> What is required
Every line below that has the string "Technology" needs to be copied.

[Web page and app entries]
= Beginning of Section =

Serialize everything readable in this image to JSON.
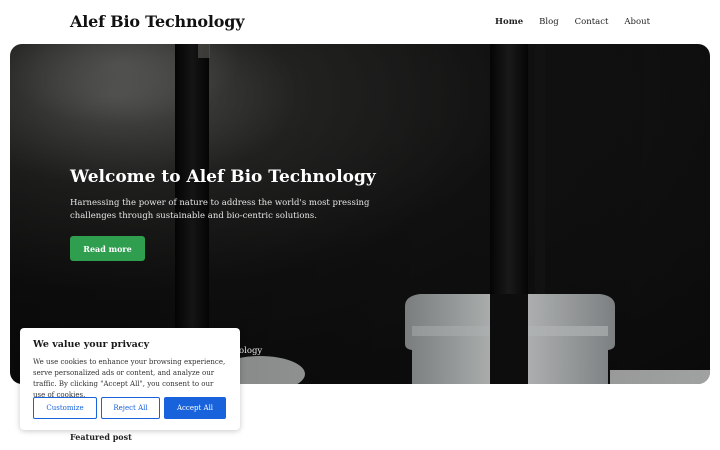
{
  "site": {
    "title": "Alef Bio Technology"
  },
  "nav": {
    "items": [
      "Home",
      "Blog",
      "Contact",
      "About"
    ],
    "active": "Home"
  },
  "hero": {
    "title": "Welcome to Alef Bio Technology",
    "text": "Harnessing the power of nature to address the world's most pressing challenges through sustainable and bio-centric solutions.",
    "button_label": "Read more",
    "caption_partial": "ology",
    "button_color": "#2f9e4f"
  },
  "featured": {
    "label": "Featured post"
  },
  "cookie": {
    "title": "We value your privacy",
    "text": "We use cookies to enhance your browsing experience, serve personalized ads or content, and analyze our traffic. By clicking \"Accept All\", you consent to our use of cookies.",
    "customize_label": "Customize",
    "reject_label": "Reject All",
    "accept_label": "Accept All",
    "accent_color": "#1863dc"
  }
}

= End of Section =

> The completed task
    "title": "Alef Bio Technology"
    "title": "Welcome to Alef Bio Technology",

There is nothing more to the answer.